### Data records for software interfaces
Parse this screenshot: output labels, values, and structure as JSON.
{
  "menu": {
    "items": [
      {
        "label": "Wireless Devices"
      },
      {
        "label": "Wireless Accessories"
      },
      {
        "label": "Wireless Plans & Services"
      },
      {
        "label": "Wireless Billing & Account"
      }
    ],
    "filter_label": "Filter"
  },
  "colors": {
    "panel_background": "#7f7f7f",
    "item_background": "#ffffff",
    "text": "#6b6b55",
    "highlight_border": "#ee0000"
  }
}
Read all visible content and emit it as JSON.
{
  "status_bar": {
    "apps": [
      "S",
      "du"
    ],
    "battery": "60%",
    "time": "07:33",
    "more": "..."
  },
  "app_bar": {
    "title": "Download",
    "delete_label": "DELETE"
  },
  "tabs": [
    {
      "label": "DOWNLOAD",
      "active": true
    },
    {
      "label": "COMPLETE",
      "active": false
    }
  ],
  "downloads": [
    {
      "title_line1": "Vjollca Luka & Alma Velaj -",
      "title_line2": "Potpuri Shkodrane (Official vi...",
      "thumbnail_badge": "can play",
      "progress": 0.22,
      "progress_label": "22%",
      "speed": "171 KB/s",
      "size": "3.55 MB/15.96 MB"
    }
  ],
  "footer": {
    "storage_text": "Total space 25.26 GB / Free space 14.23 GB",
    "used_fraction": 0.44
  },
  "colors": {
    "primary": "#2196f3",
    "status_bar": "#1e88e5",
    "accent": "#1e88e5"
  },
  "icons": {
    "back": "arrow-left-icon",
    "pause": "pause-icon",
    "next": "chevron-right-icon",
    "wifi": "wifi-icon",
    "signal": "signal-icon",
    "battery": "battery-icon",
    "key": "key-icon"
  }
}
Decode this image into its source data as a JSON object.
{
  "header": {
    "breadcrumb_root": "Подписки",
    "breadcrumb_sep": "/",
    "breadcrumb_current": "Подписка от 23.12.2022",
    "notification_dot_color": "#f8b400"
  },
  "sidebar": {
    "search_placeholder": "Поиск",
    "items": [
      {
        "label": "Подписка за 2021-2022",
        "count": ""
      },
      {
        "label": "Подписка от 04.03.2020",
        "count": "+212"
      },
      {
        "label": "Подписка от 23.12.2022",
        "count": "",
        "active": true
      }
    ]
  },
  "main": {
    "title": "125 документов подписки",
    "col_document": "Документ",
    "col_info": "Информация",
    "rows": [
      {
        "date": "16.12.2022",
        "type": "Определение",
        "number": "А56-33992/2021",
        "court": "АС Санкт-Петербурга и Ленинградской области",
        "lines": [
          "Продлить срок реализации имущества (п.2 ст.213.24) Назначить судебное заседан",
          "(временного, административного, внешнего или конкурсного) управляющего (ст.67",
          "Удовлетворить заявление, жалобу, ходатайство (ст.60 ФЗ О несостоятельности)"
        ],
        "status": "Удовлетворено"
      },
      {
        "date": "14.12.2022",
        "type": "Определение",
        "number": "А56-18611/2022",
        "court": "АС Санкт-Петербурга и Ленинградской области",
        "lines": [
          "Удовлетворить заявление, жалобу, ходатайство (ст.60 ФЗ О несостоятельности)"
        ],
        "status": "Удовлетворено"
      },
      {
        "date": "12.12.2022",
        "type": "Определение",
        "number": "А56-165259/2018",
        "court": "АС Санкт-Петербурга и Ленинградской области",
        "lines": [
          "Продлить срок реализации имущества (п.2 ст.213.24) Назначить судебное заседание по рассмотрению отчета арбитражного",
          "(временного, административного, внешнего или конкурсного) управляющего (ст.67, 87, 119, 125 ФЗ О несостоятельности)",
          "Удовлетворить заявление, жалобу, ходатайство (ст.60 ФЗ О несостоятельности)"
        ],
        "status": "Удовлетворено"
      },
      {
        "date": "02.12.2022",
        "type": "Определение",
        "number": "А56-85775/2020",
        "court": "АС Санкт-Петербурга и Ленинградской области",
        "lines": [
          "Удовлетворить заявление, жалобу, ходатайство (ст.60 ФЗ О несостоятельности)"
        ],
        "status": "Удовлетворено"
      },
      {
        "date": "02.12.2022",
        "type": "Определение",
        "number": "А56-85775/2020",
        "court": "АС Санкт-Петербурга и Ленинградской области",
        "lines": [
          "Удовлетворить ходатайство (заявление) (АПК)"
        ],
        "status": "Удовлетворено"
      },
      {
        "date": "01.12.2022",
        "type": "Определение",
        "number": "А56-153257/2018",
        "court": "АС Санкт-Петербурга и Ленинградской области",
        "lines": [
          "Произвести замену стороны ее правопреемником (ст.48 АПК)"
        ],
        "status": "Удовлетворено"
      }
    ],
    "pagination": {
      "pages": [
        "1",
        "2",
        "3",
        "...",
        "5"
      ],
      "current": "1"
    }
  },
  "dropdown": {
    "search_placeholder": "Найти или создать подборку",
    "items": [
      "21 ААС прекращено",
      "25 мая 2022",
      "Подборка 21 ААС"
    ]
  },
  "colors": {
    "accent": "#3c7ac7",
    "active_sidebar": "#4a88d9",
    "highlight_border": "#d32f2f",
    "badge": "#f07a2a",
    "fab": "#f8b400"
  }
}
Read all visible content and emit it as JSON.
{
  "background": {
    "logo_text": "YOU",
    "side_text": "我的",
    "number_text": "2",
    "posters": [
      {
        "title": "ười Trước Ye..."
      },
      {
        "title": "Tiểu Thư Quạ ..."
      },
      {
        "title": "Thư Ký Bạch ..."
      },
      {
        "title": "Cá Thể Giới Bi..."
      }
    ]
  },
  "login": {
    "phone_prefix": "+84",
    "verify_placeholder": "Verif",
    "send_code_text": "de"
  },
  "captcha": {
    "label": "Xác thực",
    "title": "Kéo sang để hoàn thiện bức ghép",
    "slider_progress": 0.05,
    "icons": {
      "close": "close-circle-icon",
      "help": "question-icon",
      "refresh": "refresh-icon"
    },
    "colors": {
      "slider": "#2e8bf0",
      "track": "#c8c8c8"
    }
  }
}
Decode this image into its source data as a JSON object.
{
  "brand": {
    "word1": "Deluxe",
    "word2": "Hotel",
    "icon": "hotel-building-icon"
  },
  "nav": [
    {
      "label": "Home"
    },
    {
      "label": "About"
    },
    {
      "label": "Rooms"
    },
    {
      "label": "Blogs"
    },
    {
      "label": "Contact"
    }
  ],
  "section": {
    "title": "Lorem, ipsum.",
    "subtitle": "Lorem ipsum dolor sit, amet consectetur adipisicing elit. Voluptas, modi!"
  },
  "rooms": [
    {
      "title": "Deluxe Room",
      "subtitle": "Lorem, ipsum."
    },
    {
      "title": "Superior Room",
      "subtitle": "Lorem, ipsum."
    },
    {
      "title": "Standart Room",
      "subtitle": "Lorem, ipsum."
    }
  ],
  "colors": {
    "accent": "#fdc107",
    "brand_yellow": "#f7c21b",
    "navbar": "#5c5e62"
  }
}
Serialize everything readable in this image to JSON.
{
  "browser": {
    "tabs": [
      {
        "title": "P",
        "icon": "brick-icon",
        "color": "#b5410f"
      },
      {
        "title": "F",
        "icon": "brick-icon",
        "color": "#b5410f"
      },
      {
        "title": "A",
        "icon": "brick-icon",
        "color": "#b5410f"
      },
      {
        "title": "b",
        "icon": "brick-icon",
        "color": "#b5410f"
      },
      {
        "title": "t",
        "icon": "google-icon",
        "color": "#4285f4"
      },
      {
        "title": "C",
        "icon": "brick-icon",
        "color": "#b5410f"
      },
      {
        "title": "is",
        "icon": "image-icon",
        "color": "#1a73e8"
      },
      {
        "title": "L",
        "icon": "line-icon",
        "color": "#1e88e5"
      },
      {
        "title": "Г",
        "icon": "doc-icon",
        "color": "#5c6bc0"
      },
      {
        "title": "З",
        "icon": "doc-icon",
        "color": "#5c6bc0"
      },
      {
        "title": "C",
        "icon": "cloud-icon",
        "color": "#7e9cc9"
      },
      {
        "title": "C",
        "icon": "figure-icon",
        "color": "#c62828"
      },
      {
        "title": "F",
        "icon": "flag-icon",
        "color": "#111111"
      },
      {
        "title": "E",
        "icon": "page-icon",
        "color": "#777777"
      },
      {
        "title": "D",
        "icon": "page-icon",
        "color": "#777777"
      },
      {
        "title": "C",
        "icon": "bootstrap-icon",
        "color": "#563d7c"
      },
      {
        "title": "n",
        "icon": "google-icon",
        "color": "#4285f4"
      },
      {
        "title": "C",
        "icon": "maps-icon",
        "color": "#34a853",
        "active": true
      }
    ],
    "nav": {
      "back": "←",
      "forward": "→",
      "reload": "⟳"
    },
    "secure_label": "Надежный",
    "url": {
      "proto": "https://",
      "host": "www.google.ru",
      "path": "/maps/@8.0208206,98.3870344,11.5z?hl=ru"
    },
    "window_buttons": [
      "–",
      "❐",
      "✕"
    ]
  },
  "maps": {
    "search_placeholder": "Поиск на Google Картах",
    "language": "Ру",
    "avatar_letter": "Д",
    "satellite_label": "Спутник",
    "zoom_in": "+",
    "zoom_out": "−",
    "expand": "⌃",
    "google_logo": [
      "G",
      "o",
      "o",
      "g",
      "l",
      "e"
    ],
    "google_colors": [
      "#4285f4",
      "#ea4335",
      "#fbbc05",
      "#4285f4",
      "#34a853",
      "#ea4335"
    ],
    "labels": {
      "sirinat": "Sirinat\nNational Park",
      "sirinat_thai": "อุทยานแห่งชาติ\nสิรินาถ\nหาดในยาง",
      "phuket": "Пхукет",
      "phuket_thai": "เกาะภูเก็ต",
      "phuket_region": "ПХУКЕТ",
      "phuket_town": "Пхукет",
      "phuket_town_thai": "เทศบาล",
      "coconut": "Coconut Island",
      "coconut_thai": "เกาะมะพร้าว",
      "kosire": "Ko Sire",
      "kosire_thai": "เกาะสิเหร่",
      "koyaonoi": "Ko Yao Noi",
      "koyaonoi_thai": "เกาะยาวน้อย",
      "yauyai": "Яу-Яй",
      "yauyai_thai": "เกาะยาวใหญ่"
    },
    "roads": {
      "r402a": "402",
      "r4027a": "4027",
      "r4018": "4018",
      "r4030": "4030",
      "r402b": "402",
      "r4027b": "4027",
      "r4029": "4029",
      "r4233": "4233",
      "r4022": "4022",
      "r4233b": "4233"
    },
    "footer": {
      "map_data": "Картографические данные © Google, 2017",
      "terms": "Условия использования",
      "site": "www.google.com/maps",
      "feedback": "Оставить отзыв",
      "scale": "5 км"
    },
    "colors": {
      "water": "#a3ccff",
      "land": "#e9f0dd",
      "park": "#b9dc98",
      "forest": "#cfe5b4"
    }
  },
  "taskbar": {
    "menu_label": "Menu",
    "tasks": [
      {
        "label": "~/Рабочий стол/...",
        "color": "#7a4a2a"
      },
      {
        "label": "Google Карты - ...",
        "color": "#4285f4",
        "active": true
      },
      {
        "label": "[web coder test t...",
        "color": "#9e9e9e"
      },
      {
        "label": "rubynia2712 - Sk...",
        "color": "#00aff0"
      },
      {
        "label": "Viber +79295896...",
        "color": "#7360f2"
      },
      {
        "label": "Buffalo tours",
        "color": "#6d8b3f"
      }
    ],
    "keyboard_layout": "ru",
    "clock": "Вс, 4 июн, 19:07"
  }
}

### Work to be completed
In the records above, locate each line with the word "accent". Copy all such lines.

### Response area
    "accent": "#1e88e5"
    "accent": "#3c7ac7",
    "accent": "#fdc107",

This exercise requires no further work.